QuestionGitLab’s 38-page guide – which you penned – on remote working has helped over 100,000 people navigate the pandemic. At the start, or even middle of your career, did you imagine that you’d be pioneering remote and a leader in async-first communication? Secondly, how does it feel to know that you’re inspiring and guiding countless organizations globally to be more productive and effective through your asynchronous and remote guides?



It’s an honor. I’m grateful for the platform to share and the opportunity to foster community around greater inclusion and flexibility in the global workplace. It brings me great joy to see other organizations sharing their journeys in public — many at REMOTE by GitLab earlier this year — enabling us all to build a better future together.

QuestionThroughout your illustrious career, you’ve been awarded the Guinness World Record in publishing and your work has been seen across countless publications. Now you’re using your writing skills to champion the Async cause at GitLab. As a writer, what are your thoughts on Async-first communication for professionals not skilled in written communication?



Great writing and storytelling skills will become highly valued in a more distributed working world. Existing organizations may consider dedicated upskilling and learning tracks to equip their workforce. I also envision machine learning playing a key role in bridging the verbal and written spheres.

QuestionA common concern with remote work is that creative collaboration is more difficult being done remotely, or even asynchronously. What’s your perspective on this with your long-lasting creative career in publishing?



Synchronous and asynchronous are two tools in the collaboration toolbox. Both must be used with care to create maximum results. Intentionally planned synchronous sessions can catalyze deep, focused work. We’re in the earliest stages of tooling, too. The global shift to remote will create a new world of collaboration tools that are purpose-built for distributed teams.

You heard it here first! The oracle of remote work predicts that machine learning will play a big role in communication for remote and async-first culture. Or as Darren puts it machine learning will bridge the gap between the “verbal and written spheres”. 

The next nominee of the Async A-Team?

The Async A-Team by tl;dv - Featuring Tyler Sellhorn, Katie Scheuer, Chase Warrington, Darcy Boles & Darren Murph

Keep your eyes peeled, because we have more Async A-Team recommendations coming your way…

How will we shape the future of remote?

You’ve probably seen the typical Twitter post glorifying remote and async-first work. If your company has whole-heartedly embraced this change, you know that these are not empty words. Rather, these are the unified cries of a community relishing in the fact that – we finally did it!

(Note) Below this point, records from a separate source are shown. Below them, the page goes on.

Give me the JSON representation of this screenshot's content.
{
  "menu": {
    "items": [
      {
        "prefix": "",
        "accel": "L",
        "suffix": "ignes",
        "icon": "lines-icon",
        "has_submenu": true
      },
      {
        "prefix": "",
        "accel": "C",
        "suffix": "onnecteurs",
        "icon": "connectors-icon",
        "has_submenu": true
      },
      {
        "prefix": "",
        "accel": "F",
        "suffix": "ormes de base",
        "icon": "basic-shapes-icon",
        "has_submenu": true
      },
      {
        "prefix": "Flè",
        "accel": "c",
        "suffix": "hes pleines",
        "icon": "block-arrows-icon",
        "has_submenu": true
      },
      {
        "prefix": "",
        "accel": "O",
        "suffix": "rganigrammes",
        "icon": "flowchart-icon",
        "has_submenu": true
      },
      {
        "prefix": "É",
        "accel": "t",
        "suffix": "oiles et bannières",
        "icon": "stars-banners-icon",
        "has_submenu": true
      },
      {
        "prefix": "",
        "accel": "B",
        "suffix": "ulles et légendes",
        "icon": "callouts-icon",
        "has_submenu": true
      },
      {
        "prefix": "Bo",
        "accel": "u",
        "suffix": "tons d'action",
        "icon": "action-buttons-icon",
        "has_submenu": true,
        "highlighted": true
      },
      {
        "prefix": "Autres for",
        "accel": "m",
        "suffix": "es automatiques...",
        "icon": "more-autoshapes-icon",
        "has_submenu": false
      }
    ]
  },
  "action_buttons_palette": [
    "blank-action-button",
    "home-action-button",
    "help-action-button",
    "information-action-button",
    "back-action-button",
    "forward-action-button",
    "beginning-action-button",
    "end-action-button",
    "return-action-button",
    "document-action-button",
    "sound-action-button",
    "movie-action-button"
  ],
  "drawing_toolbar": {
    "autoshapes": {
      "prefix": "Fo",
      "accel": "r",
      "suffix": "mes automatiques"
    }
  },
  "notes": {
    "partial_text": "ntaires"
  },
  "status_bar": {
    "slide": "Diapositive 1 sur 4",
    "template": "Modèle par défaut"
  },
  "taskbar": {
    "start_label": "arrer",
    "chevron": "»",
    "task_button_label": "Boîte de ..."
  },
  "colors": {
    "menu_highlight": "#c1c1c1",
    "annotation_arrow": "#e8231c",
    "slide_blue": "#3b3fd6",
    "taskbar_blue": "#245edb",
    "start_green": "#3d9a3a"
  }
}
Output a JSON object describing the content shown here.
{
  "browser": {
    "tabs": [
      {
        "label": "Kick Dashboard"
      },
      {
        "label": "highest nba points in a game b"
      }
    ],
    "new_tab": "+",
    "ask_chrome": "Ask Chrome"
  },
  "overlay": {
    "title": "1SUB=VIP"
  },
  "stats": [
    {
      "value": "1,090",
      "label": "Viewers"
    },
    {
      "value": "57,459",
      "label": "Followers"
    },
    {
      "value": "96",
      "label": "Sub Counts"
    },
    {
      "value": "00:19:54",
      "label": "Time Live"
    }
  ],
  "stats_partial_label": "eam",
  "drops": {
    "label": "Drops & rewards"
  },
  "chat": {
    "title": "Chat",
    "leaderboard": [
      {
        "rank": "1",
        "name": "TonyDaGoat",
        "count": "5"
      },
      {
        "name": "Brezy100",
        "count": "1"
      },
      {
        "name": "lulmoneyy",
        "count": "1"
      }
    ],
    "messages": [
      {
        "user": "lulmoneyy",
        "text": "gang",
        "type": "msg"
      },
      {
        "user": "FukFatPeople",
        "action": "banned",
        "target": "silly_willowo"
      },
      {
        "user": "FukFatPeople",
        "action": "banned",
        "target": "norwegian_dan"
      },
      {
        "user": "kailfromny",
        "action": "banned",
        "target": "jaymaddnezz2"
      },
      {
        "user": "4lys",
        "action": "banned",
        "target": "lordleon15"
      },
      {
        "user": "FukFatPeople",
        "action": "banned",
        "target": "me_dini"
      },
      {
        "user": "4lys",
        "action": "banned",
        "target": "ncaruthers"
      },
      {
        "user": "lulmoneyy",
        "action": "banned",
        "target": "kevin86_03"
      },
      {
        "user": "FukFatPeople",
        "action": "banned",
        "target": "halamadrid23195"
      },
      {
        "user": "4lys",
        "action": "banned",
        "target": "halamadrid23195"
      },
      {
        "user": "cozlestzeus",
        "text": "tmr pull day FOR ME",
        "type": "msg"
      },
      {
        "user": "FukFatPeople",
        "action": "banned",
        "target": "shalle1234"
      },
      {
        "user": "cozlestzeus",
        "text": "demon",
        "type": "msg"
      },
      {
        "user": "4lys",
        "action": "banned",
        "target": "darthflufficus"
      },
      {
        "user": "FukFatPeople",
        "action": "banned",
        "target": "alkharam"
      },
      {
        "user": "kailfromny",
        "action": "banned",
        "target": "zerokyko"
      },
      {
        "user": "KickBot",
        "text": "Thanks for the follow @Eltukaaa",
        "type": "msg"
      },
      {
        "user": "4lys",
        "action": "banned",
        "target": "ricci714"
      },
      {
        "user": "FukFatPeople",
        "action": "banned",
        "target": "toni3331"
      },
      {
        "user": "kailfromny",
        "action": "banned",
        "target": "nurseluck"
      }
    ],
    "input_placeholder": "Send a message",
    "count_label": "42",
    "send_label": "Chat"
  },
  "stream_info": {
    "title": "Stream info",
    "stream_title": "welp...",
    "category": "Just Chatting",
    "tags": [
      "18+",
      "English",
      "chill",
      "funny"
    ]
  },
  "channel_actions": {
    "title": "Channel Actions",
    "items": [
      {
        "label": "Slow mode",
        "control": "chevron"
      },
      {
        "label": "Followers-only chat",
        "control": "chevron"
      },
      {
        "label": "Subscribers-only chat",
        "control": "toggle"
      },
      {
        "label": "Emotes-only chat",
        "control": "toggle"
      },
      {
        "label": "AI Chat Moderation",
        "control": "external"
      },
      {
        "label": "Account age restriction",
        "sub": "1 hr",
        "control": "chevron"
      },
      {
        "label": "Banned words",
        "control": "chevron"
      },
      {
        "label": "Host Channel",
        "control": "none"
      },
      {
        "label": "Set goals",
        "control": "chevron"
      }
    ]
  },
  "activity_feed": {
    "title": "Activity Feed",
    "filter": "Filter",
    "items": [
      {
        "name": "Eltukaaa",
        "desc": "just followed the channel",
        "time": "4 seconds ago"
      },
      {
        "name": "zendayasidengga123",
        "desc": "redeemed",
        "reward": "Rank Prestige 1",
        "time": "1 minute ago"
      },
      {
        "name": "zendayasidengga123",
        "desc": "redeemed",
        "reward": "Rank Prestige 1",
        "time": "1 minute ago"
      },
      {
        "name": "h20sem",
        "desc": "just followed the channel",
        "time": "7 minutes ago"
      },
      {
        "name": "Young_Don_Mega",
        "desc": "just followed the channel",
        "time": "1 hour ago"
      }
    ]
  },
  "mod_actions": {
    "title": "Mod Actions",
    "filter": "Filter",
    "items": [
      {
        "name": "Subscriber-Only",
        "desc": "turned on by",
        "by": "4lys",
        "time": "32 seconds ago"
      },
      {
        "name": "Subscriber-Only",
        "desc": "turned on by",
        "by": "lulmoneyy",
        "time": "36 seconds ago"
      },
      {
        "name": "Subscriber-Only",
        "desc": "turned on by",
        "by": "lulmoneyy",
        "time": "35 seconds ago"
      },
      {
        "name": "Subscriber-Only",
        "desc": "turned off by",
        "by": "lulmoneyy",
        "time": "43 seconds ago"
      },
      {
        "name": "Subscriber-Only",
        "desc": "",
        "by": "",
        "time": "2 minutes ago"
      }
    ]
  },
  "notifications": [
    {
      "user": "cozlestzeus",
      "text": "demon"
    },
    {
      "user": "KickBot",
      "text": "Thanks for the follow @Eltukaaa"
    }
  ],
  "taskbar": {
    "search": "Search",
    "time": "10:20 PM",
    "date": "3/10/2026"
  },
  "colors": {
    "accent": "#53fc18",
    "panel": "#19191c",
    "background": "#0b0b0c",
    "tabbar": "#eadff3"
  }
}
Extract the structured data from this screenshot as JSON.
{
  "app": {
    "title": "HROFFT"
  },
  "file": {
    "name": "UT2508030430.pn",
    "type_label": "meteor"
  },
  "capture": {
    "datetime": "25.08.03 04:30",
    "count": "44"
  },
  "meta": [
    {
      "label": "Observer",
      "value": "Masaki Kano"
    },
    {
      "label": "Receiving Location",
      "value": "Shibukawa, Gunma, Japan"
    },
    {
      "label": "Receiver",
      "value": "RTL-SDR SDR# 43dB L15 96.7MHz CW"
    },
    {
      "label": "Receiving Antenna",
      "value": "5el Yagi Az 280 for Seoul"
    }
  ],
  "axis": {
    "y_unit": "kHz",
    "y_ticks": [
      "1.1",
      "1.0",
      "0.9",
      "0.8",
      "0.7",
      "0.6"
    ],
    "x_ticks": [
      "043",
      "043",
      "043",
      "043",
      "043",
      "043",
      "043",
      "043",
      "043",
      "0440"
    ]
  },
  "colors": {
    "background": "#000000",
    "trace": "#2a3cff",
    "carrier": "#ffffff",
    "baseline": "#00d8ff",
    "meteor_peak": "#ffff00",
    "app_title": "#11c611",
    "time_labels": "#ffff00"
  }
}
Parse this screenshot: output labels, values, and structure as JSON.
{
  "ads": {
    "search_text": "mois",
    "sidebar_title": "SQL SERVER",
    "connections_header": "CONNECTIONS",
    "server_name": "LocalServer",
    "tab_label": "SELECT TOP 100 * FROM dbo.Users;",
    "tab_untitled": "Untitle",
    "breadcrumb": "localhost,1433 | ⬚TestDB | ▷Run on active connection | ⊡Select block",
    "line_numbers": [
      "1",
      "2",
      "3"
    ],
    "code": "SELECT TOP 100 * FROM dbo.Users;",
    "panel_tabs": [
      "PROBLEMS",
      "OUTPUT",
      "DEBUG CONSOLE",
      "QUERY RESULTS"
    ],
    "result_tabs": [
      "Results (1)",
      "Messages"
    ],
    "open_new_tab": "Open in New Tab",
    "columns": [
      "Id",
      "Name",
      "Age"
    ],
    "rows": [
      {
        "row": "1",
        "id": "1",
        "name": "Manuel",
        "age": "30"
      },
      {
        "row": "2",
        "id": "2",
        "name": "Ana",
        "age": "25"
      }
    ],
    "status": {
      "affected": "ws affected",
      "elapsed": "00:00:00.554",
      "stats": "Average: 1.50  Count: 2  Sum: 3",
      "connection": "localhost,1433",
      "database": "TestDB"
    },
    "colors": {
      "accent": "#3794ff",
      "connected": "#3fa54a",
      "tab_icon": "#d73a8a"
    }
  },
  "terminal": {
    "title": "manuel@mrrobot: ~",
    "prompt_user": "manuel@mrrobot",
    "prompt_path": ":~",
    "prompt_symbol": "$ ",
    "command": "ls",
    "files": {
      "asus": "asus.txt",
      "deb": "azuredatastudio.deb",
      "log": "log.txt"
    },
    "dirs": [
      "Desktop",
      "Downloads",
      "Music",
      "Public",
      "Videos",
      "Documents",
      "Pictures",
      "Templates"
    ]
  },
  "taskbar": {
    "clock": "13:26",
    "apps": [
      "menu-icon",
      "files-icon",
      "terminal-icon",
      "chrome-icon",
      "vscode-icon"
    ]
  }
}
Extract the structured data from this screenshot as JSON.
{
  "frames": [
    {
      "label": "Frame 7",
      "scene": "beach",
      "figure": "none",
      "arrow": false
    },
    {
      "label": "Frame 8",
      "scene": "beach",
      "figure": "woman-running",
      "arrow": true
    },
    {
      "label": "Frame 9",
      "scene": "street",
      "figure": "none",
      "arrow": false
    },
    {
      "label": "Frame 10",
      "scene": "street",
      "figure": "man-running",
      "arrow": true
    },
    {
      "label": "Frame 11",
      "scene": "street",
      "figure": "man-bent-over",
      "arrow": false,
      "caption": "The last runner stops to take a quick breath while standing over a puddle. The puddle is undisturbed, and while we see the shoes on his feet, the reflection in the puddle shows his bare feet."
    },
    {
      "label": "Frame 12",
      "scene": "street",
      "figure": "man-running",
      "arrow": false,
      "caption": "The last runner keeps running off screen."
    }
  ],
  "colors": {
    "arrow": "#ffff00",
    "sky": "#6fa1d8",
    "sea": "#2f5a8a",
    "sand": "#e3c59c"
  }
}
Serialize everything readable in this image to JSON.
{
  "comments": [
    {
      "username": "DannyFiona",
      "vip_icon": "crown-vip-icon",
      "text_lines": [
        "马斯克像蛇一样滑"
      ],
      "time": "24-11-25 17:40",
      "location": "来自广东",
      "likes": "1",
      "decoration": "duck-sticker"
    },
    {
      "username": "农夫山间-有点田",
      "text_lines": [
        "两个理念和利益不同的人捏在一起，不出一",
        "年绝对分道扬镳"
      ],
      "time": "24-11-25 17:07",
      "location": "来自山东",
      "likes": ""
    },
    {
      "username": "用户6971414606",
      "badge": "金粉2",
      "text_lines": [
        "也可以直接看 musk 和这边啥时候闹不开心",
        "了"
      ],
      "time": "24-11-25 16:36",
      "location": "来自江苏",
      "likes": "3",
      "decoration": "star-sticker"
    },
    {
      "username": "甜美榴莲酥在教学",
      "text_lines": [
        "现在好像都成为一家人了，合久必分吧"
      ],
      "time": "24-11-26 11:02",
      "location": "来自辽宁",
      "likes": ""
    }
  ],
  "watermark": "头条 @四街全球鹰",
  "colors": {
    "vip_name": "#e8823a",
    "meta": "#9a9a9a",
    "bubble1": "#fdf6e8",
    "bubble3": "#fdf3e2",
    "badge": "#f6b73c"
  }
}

We made legitimate async-first and remote work happen!

2020 didn’t bring remote work – we all did. 

Now the only question left is, where will we take it next?